┌─ DATA FOR PROCESSING
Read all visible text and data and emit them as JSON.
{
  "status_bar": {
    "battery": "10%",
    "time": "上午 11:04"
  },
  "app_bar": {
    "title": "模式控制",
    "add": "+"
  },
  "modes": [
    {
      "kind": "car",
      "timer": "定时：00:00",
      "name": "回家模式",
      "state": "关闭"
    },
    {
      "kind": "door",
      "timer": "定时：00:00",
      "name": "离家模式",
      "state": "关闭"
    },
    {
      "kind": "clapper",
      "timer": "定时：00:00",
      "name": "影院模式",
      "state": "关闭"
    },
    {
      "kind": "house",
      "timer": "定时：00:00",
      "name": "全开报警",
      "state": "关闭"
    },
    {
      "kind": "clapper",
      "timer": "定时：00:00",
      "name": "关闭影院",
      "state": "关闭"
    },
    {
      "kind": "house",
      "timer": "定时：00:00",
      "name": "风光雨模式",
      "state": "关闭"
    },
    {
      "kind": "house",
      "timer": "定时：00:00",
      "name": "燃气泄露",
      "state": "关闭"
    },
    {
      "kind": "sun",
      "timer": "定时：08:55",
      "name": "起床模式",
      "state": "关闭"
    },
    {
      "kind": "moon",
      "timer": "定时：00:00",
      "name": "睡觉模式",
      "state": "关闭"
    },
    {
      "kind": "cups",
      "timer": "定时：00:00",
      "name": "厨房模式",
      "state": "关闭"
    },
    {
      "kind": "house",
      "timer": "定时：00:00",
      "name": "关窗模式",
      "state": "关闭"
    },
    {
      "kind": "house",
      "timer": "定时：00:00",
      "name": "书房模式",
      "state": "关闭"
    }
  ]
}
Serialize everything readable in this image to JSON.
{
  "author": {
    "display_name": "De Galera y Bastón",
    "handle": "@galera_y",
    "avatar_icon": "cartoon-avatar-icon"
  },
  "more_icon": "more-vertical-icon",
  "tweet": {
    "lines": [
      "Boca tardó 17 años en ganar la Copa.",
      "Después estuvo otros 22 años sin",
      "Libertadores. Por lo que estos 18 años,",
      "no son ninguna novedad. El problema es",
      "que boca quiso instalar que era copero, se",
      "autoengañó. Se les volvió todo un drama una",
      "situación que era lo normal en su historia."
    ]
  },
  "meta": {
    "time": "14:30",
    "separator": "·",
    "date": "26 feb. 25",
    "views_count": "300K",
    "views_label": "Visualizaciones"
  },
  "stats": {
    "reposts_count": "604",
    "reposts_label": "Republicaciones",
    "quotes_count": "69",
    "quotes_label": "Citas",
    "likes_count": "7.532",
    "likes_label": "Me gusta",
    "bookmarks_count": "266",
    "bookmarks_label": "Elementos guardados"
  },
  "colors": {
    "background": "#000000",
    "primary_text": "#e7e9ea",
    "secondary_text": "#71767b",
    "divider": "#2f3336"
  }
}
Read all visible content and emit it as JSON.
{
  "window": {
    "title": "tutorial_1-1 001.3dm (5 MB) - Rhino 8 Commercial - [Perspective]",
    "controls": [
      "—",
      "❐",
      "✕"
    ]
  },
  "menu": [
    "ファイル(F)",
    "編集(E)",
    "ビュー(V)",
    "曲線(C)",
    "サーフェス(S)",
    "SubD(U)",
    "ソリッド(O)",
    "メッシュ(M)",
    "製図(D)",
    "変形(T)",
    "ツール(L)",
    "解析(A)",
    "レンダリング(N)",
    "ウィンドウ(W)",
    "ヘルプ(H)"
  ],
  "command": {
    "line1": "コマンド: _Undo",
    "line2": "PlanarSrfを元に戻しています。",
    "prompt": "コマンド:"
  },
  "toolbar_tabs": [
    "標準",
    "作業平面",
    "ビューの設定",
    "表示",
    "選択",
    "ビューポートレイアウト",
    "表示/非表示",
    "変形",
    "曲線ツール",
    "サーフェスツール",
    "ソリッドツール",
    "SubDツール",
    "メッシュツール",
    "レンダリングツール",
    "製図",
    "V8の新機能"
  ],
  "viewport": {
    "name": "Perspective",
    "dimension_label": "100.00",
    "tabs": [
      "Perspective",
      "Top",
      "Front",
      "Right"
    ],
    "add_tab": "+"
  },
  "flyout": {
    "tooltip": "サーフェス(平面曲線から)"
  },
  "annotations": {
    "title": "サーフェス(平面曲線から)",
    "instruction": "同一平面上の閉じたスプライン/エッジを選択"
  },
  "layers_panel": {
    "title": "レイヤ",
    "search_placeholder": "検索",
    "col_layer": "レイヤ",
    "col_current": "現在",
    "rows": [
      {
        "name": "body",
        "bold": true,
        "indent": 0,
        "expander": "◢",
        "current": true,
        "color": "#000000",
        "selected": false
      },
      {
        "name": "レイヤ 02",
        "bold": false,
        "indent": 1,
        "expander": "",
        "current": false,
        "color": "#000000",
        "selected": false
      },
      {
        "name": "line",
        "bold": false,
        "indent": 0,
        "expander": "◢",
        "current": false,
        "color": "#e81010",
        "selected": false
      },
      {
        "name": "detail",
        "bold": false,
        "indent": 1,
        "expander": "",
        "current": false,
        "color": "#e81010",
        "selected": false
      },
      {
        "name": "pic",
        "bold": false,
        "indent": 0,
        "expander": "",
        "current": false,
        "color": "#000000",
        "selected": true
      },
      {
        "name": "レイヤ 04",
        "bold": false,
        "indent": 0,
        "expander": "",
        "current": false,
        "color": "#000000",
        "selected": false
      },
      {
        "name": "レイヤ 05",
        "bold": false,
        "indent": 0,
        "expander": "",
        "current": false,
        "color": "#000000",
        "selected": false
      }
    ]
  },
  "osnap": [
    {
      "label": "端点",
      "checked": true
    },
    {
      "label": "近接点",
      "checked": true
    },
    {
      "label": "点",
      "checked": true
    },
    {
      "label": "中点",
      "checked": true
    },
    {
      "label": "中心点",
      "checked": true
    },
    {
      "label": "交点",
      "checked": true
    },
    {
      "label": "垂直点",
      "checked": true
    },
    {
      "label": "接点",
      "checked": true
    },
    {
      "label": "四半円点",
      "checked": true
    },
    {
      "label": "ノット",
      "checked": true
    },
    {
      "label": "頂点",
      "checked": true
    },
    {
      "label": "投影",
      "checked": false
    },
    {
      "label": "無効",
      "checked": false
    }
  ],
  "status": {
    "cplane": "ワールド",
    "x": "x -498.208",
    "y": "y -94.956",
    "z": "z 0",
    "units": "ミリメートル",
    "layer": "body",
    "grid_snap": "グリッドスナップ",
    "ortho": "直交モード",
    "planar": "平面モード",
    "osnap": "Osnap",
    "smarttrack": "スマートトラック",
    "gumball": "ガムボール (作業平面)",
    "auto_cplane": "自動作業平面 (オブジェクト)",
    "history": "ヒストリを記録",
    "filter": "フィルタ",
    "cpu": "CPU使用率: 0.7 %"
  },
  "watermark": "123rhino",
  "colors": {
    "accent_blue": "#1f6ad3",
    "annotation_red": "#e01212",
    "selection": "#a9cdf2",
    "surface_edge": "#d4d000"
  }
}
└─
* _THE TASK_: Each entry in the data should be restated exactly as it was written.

* _SOLUTION_:
Read all visible text and data and emit them as JSON.
{
  "status_bar": {
    "battery": "10%",
    "time": "上午 11:04"
  },
  "app_bar": {
    "title": "模式控制",
    "add": "+"
  },
  "modes": [
    {
      "kind": "car",
      "timer": "定时：00:00",
      "name": "回家模式",
      "state": "关闭"
    },
    {
      "kind": "door",
      "timer": "定时：00:00",
      "name": "离家模式",
      "state": "关闭"
    },
    {
      "kind": "clapper",
      "timer": "定时：00:00",
      "name": "影院模式",
      "state": "关闭"
    },
    {
      "kind": "house",
      "timer": "定时：00:00",
      "name": "全开报警",
      "state": "关闭"
    },
    {
      "kind": "clapper",
      "timer": "定时：00:00",
      "name": "关闭影院",
      "state": "关闭"
    },
    {
      "kind": "house",
      "timer": "定时：00:00",
      "name": "风光雨模式",
      "state": "关闭"
    },
    {
      "kind": "house",
      "timer": "定时：00:00",
      "name": "燃气泄露",
      "state": "关闭"
    },
    {
      "kind": "sun",
      "timer": "定时：08:55",
      "name": "起床模式",
      "state": "关闭"
    },
    {
      "kind": "moon",
      "timer": "定时：00:00",
      "name": "睡觉模式",
      "state": "关闭"
    },
    {
      "kind": "cups",
      "timer": "定时：00:00",
      "name": "厨房模式",
      "state": "关闭"
    },
    {
      "kind": "house",
      "timer": "定时：00:00",
      "name": "关窗模式",
      "state": "关闭"
    },
    {
      "kind": "house",
      "timer": "定时：00:00",
      "name": "书房模式",
      "state": "关闭"
    }
  ]
}
Serialize everything readable in this image to JSON.
{
  "author": {
    "display_name": "De Galera y Bastón",
    "handle": "@galera_y",
    "avatar_icon": "cartoon-avatar-icon"
  },
  "more_icon": "more-vertical-icon",
  "tweet": {
    "lines": [
      "Boca tardó 17 años en ganar la Copa.",
      "Después estuvo otros 22 años sin",
      "Libertadores. Por lo que estos 18 años,",
      "no son ninguna novedad. El problema es",
      "que boca quiso instalar que era copero, se",
      "autoengañó. Se les volvió todo un drama una",
      "situación que era lo normal en su historia."
    ]
  },
  "meta": {
    "time": "14:30",
    "separator": "·",
    "date": "26 feb. 25",
    "views_count": "300K",
    "views_label": "Visualizaciones"
  },
  "stats": {
    "reposts_count": "604",
    "reposts_label": "Republicaciones",
    "quotes_count": "69",
    "quotes_label": "Citas",
    "likes_count": "7.532",
    "likes_label": "Me gusta",
    "bookmarks_count": "266",
    "bookmarks_label": "Elementos guardados"
  },
  "colors": {
    "background": "#000000",
    "primary_text": "#e7e9ea",
    "secondary_text": "#71767b",
    "divider": "#2f3336"
  }
}
Read all visible content and emit it as JSON.
{
  "window": {
    "title": "tutorial_1-1 001.3dm (5 MB) - Rhino 8 Commercial - [Perspective]",
    "controls": [
      "—",
      "❐",
      "✕"
    ]
  },
  "menu": [
    "ファイル(F)",
    "編集(E)",
    "ビュー(V)",
    "曲線(C)",
    "サーフェス(S)",
    "SubD(U)",
    "ソリッド(O)",
    "メッシュ(M)",
    "製図(D)",
    "変形(T)",
    "ツール(L)",
    "解析(A)",
    "レンダリング(N)",
    "ウィンドウ(W)",
    "ヘルプ(H)"
  ],
  "command": {
    "line1": "コマンド: _Undo",
    "line2": "PlanarSrfを元に戻しています。",
    "prompt": "コマンド:"
  },
  "toolbar_tabs": [
    "標準",
    "作業平面",
    "ビューの設定",
    "表示",
    "選択",
    "ビューポートレイアウト",
    "表示/非表示",
    "変形",
    "曲線ツール",
    "サーフェスツール",
    "ソリッドツール",
    "SubDツール",
    "メッシュツール",
    "レンダリングツール",
    "製図",
    "V8の新機能"
  ],
  "viewport": {
    "name": "Perspective",
    "dimension_label": "100.00",
    "tabs": [
      "Perspective",
      "Top",
      "Front",
      "Right"
    ],
    "add_tab": "+"
  },
  "flyout": {
    "tooltip": "サーフェス(平面曲線から)"
  },
  "annotations": {
    "title": "サーフェス(平面曲線から)",
    "instruction": "同一平面上の閉じたスプライン/エッジを選択"
  },
  "layers_panel": {
    "title": "レイヤ",
    "search_placeholder": "検索",
    "col_layer": "レイヤ",
    "col_current": "現在",
    "rows": [
      {
        "name": "body",
        "bold": true,
        "indent": 0,
        "expander": "◢",
        "current": true,
        "color": "#000000",
        "selected": false
      },
      {
        "name": "レイヤ 02",
        "bold": false,
        "indent": 1,
        "expander": "",
        "current": false,
        "color": "#000000",
        "selected": false
      },
      {
        "name": "line",
        "bold": false,
        "indent": 0,
        "expander": "◢",
        "current": false,
        "color": "#e81010",
        "selected": false
      },
      {
        "name": "detail",
        "bold": false,
        "indent": 1,
        "expander": "",
        "current": false,
        "color": "#e81010",
        "selected": false
      },
      {
        "name": "pic",
        "bold": false,
        "indent": 0,
        "expander": "",
        "current": false,
        "color": "#000000",
        "selected": true
      },
      {
        "name": "レイヤ 04",
        "bold": false,
        "indent": 0,
        "expander": "",
        "current": false,
        "color": "#000000",
        "selected": false
      },
      {
        "name": "レイヤ 05",
        "bold": false,
        "indent": 0,
        "expander": "",
        "current": false,
        "color": "#000000",
        "selected": false
      }
    ]
  },
  "osnap": [
    {
      "label": "端点",
      "checked": true
    },
    {
      "label": "近接点",
      "checked": true
    },
    {
      "label": "点",
      "checked": true
    },
    {
      "label": "中点",
      "checked": true
    },
    {
      "label": "中心点",
      "checked": true
    },
    {
      "label": "交点",
      "checked": true
    },
    {
      "label": "垂直点",
      "checked": true
    },
    {
      "label": "接点",
      "checked": true
    },
    {
      "label": "四半円点",
      "checked": true
    },
    {
      "label": "ノット",
      "checked": true
    },
    {
      "label": "頂点",
      "checked": true
    },
    {
      "label": "投影",
      "checked": false
    },
    {
      "label": "無効",
      "checked": false
    }
  ],
  "status": {
    "cplane": "ワールド",
    "x": "x -498.208",
    "y": "y -94.956",
    "z": "z 0",
    "units": "ミリメートル",
    "layer": "body",
    "grid_snap": "グリッドスナップ",
    "ortho": "直交モード",
    "planar": "平面モード",
    "osnap": "Osnap",
    "smarttrack": "スマートトラック",
    "gumball": "ガムボール (作業平面)",
    "auto_cplane": "自動作業平面 (オブジェクト)",
    "history": "ヒストリを記録",
    "filter": "フィルタ",
    "cpu": "CPU使用率: 0.7 %"
  },
  "watermark": "123rhino",
  "colors": {
    "accent_blue": "#1f6ad3",
    "annotation_red": "#e01212",
    "selection": "#a9cdf2",
    "surface_edge": "#d4d000"
  }
}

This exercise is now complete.